I’ve read several books over the summer, mainly fantasy books, but with a few realistic and historical fiction books and a non-fiction book as well.
One of my fantasy books was The Accidental Hero by Matt Myklusch. In this book, Matt Myklusch’s main character is named “Jack Blank”, with his last name being unknown, because he was raised as an orphan. Jack is a boy who loves comic books about superheroes blowing up zombies, bad guys, aliens, and robots. But one day, a Robo-Zombie from one of his comic books appears in the basement of his Home (St. Barnaby’s Home for the Hopeless, Abandoned, Forgotten, and Lost), and Jack is forced to run for his life, finally destroying the Robo-Zombie by somehow blowing up the generator in the Home’s back yard. Then a mysterious person, Jazen Knight, appears, and brings Jack to the Imagine Nation, which is apparently…Jack’s actual home.

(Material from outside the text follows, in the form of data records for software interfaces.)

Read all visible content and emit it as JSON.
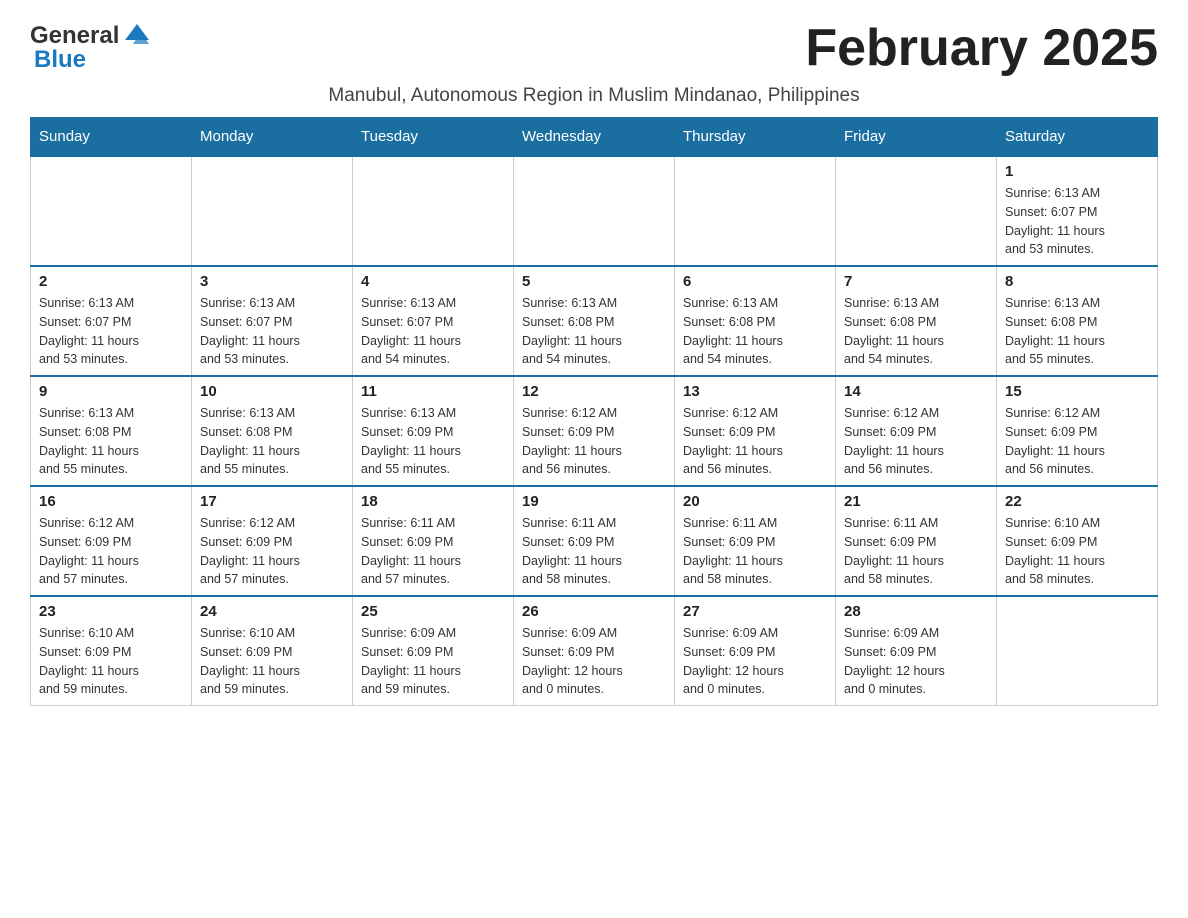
{
  "header": {
    "logo_general": "General",
    "logo_blue": "Blue",
    "month_year": "February 2025",
    "subtitle": "Manubul, Autonomous Region in Muslim Mindanao, Philippines"
  },
  "days_of_week": [
    "Sunday",
    "Monday",
    "Tuesday",
    "Wednesday",
    "Thursday",
    "Friday",
    "Saturday"
  ],
  "weeks": [
    [
      {
        "day": "",
        "info": ""
      },
      {
        "day": "",
        "info": ""
      },
      {
        "day": "",
        "info": ""
      },
      {
        "day": "",
        "info": ""
      },
      {
        "day": "",
        "info": ""
      },
      {
        "day": "",
        "info": ""
      },
      {
        "day": "1",
        "info": "Sunrise: 6:13 AM\nSunset: 6:07 PM\nDaylight: 11 hours\nand 53 minutes."
      }
    ],
    [
      {
        "day": "2",
        "info": "Sunrise: 6:13 AM\nSunset: 6:07 PM\nDaylight: 11 hours\nand 53 minutes."
      },
      {
        "day": "3",
        "info": "Sunrise: 6:13 AM\nSunset: 6:07 PM\nDaylight: 11 hours\nand 53 minutes."
      },
      {
        "day": "4",
        "info": "Sunrise: 6:13 AM\nSunset: 6:07 PM\nDaylight: 11 hours\nand 54 minutes."
      },
      {
        "day": "5",
        "info": "Sunrise: 6:13 AM\nSunset: 6:08 PM\nDaylight: 11 hours\nand 54 minutes."
      },
      {
        "day": "6",
        "info": "Sunrise: 6:13 AM\nSunset: 6:08 PM\nDaylight: 11 hours\nand 54 minutes."
      },
      {
        "day": "7",
        "info": "Sunrise: 6:13 AM\nSunset: 6:08 PM\nDaylight: 11 hours\nand 54 minutes."
      },
      {
        "day": "8",
        "info": "Sunrise: 6:13 AM\nSunset: 6:08 PM\nDaylight: 11 hours\nand 55 minutes."
      }
    ],
    [
      {
        "day": "9",
        "info": "Sunrise: 6:13 AM\nSunset: 6:08 PM\nDaylight: 11 hours\nand 55 minutes."
      },
      {
        "day": "10",
        "info": "Sunrise: 6:13 AM\nSunset: 6:08 PM\nDaylight: 11 hours\nand 55 minutes."
      },
      {
        "day": "11",
        "info": "Sunrise: 6:13 AM\nSunset: 6:09 PM\nDaylight: 11 hours\nand 55 minutes."
      },
      {
        "day": "12",
        "info": "Sunrise: 6:12 AM\nSunset: 6:09 PM\nDaylight: 11 hours\nand 56 minutes."
      },
      {
        "day": "13",
        "info": "Sunrise: 6:12 AM\nSunset: 6:09 PM\nDaylight: 11 hours\nand 56 minutes."
      },
      {
        "day": "14",
        "info": "Sunrise: 6:12 AM\nSunset: 6:09 PM\nDaylight: 11 hours\nand 56 minutes."
      },
      {
        "day": "15",
        "info": "Sunrise: 6:12 AM\nSunset: 6:09 PM\nDaylight: 11 hours\nand 56 minutes."
      }
    ],
    [
      {
        "day": "16",
        "info": "Sunrise: 6:12 AM\nSunset: 6:09 PM\nDaylight: 11 hours\nand 57 minutes."
      },
      {
        "day": "17",
        "info": "Sunrise: 6:12 AM\nSunset: 6:09 PM\nDaylight: 11 hours\nand 57 minutes."
      },
      {
        "day": "18",
        "info": "Sunrise: 6:11 AM\nSunset: 6:09 PM\nDaylight: 11 hours\nand 57 minutes."
      },
      {
        "day": "19",
        "info": "Sunrise: 6:11 AM\nSunset: 6:09 PM\nDaylight: 11 hours\nand 58 minutes."
      },
      {
        "day": "20",
        "info": "Sunrise: 6:11 AM\nSunset: 6:09 PM\nDaylight: 11 hours\nand 58 minutes."
      },
      {
        "day": "21",
        "info": "Sunrise: 6:11 AM\nSunset: 6:09 PM\nDaylight: 11 hours\nand 58 minutes."
      },
      {
        "day": "22",
        "info": "Sunrise: 6:10 AM\nSunset: 6:09 PM\nDaylight: 11 hours\nand 58 minutes."
      }
    ],
    [
      {
        "day": "23",
        "info": "Sunrise: 6:10 AM\nSunset: 6:09 PM\nDaylight: 11 hours\nand 59 minutes."
      },
      {
        "day": "24",
        "info": "Sunrise: 6:10 AM\nSunset: 6:09 PM\nDaylight: 11 hours\nand 59 minutes."
      },
      {
        "day": "25",
        "info": "Sunrise: 6:09 AM\nSunset: 6:09 PM\nDaylight: 11 hours\nand 59 minutes."
      },
      {
        "day": "26",
        "info": "Sunrise: 6:09 AM\nSunset: 6:09 PM\nDaylight: 12 hours\nand 0 minutes."
      },
      {
        "day": "27",
        "info": "Sunrise: 6:09 AM\nSunset: 6:09 PM\nDaylight: 12 hours\nand 0 minutes."
      },
      {
        "day": "28",
        "info": "Sunrise: 6:09 AM\nSunset: 6:09 PM\nDaylight: 12 hours\nand 0 minutes."
      },
      {
        "day": "",
        "info": ""
      }
    ]
  ]
}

What this book reveals about me is that I’m the sort of person who doesn’t really “Live by the book”, meaning that I don’t always take notice or follow rules, because life doesn’t follow rules. Imagination is probably the main theme in this book, since most of the things that happen in the story is simply made up, such as shooting energy balls from your hands, but some of them are also existing theories, such as alien life on other planets. Even though there are many rules in life, from not swearing while you’re a little kid to not committing any acts of violence and/or murder, with consequences for all rules if they are broken. Rather like the Percy Jackson series, this book is written in the present time period, except with many made-up parts added on, which requires imagination to make up.
To visit the website for The Accidental Hero, click here.
Another book I’ve read this summer is Ranger’s Apprentice #10: The Emperor of Nihon-Ja, a Historical-Fiction book written by John Flanagan. In this book, the main character, Will, is concerned for his friend Horace, who has been missing for months on a diplomatic trip to the court of Nihon-Ja. When Will travels there with several of his companions, he discovers that Horace has been embroiled in Nihon-Jan politics, by helping the rightful emperor escape from an usurper’s uprising. Will and his friends eventually meet up with Horace, but then they are faced with another problem: How to turn a group of farmers and field workers into a fighting force to defeat the usurper and his highly trained army.
What this book reveals about me is that I think anything is possible, such as turning a group of farmers into a fighting force strong enough to defeat an army of highly trained warriors. Likewise, life does have it’s limits, but it’s up to you to decide what those limits are. For example, in the situation of this book, some people may have given up at the very thought of defeating a highly trained army, but others would be willing to push on, and find out that they can succeed if they try hard enough. To put it simply, if you are determined enough, and you also have some knowledge, imagination, and creativity, you can overcome any problem that may stand in your way, even ones that may seem impossible at first glance.
To visit the website for Ranger’s Apprentice, click here.
Yet another book I’ve read over the summer is Half-Moon Investigations, a Realistic-Fiction book written by Eoin Colfer. This book is about a Primary School student called Fletcher Moon (although other students call him Half-Moon), who is actually a fully qualified private investigator, with a real detective’s badge to prove it. Soon after the beginning of the book, Fletcher is attacked by a mysterious stranger in his backyard during the night with a golf club, and he later finds out that the force of being hit by the club left three letters indented in his skin: R.E.D, or in other words, Red Sharkey, who seems to be the prime suspect. But then the leader of the Sharkeys (aka Red’s dad) hears about Flectcher reporting that Red attacked him, and orders Fletcher and Red to solve the case and prove them innocent. But along the way, the find out clues that other people have been stolen from, and they all have something in common, but even more disturbing is that the attacker apparently has a 50-centimeter long footprint.
What this book reveals about me is that I think that there is always a way to solve a case, no matter what the case may be, and that evidence can be found everywhere, even if being attacked with a club is your evidence, which is what happened to Fletcher in this book. It’s just a matter of how conclusive the evidence is. There will almost always be a time in your life when you are framed for something, even if it’s when you’re a kid: “He took my crayon!” And whenever that time comes by, you will need a way to prove that you’re not the criminal and that you’re innocent. Unless, of course, you are the criminal and whoever framed you was correct. In my opinion, the main theme in this book is either knowledge or creativity/improvisation; maybe a combination of both. I chose knowledge because you will need knowledge to solve a case and prove somebody innocent or guilty, and you will need creativity and improvisation to help solve the case when knowledge simply isn’t enough.
To visit the website for Half-Moon Investigations, click here.